Former Ravens kicker Matt Stover addressed scholarship recipients at M&T Bank Stadium on Friday, emphasizing integrity and a willingness to work.
The Baltimore Community Foundation, a philanthropic non-profit that give scholarships to local high school and college students, organized the event in a suite at the stadium.
"BCF and the Ravens do such a good job of giving back to the kids," Stover said. "Giving $5,000 a year to each one of these kids is an amazing amount of money, and to be able to do that year in, year out is incredible."
The foundation gave a total of $169,500 to 66 Maryland students Friday. According to a news release, that amount is a 50 percent increase compared to last year's total.
Towson University music education senior Jay Karolenko, who won the Christa McAuliffe scholarship, said he is a huge Stover fan and having him there was special. The scholarship, worth $1,250, is designated for aspiring teachers.
"I'm a big fan. I went to his kicking camp when I was in eighth grade," Karolenko said. "He speaks very genuinely and really cares about our community."
Stover told stories of his days as a Raven and how they apply to everyday life. He regaled the students with an anecdote of his first experiences with former Ravens coach Brian Billick in the 1999 season, when he started the season 5-for-10 on field goals.
Stover said he approached Billick and told the coach to advance the ball to the 30-yard line — which equates to a 48-yard field goal — and he wouldn't miss again.
He went on to make his next 18 attempts.
"Doing what's right, taking responsibility was part of what made me successful," Stover said.
Stover, who also runs his own foundation, was one of a few choices available for team president Dick Cass to select as speaker. With the NFL lockout, players are not allowed to communicate with their respective teams.
Stover retired from the NFL last week.
"I'm the only one standing," Stover said. "Dick and I had seen each other last week at my retirement and we had talked a few weeks before that [about doing this]."
Stover, who was a rookie in 1990 when the league had a work stoppage, said he's not too worried about the players and owners coming to a labor agreement.
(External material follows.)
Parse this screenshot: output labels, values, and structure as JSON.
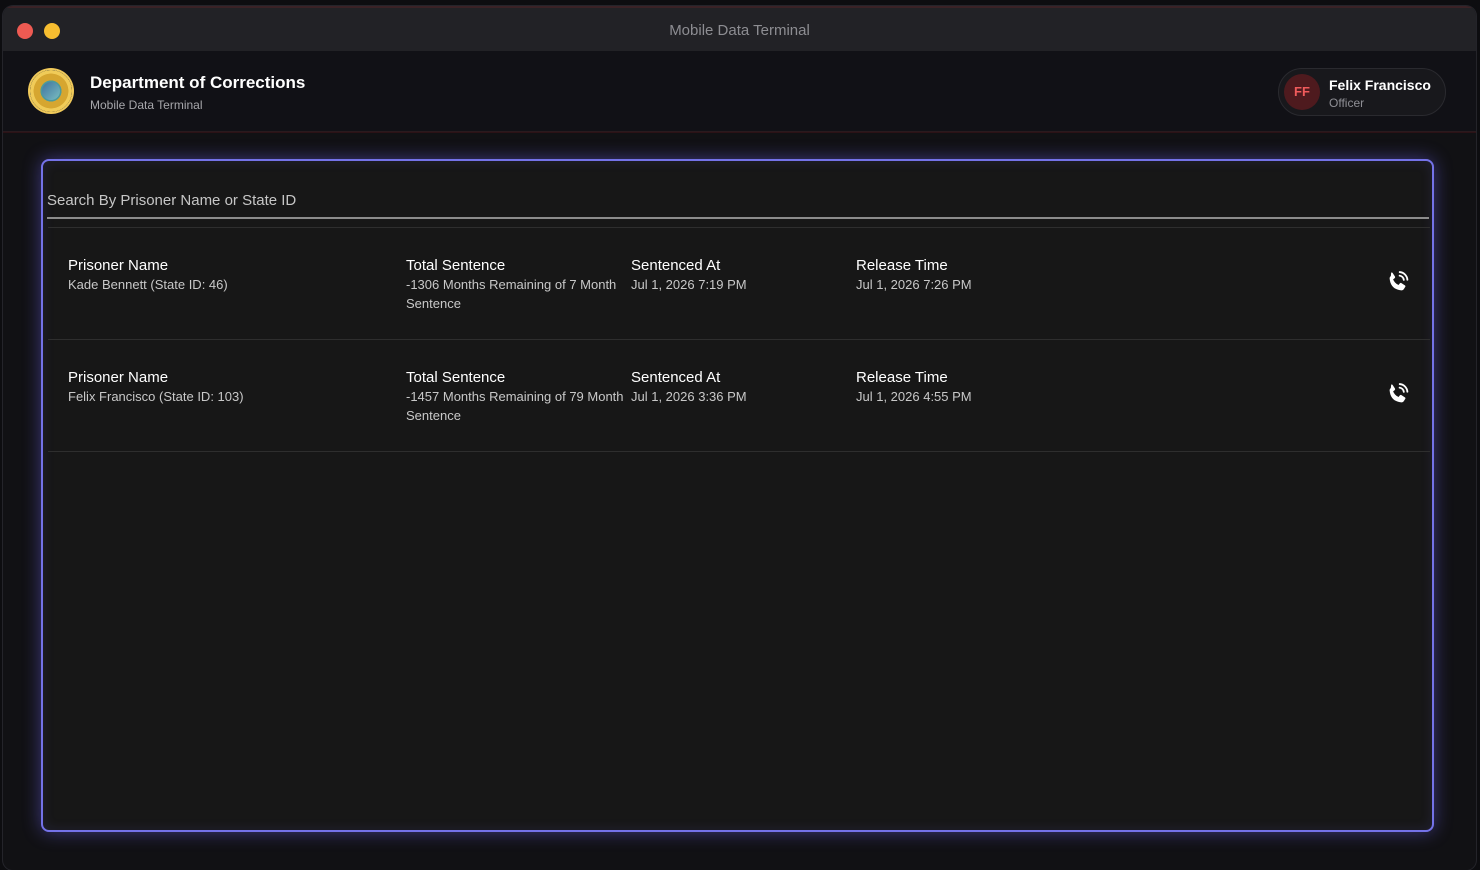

"To tell you the truth, it's going to work out," Stover said. "There will be football in 2011."
The Baltimore resident still has a busy schedule, even if it's drastically different from the day-to-day slate of an NFL player. All three of his children — Jenn, 15, Jacob, 14, and Joe, 8 – attend McDonogh, where Stover sits on the board.
"Everybody asks me 'Are you bored yet? Has your wife kicked you out of the house?' Not even close. I've been plenty busy," Stover said. "I know I have a social responsibility with things like this and that's what I plan on doing.
"It's a lot, but life is full. I wouldn't have it any other way."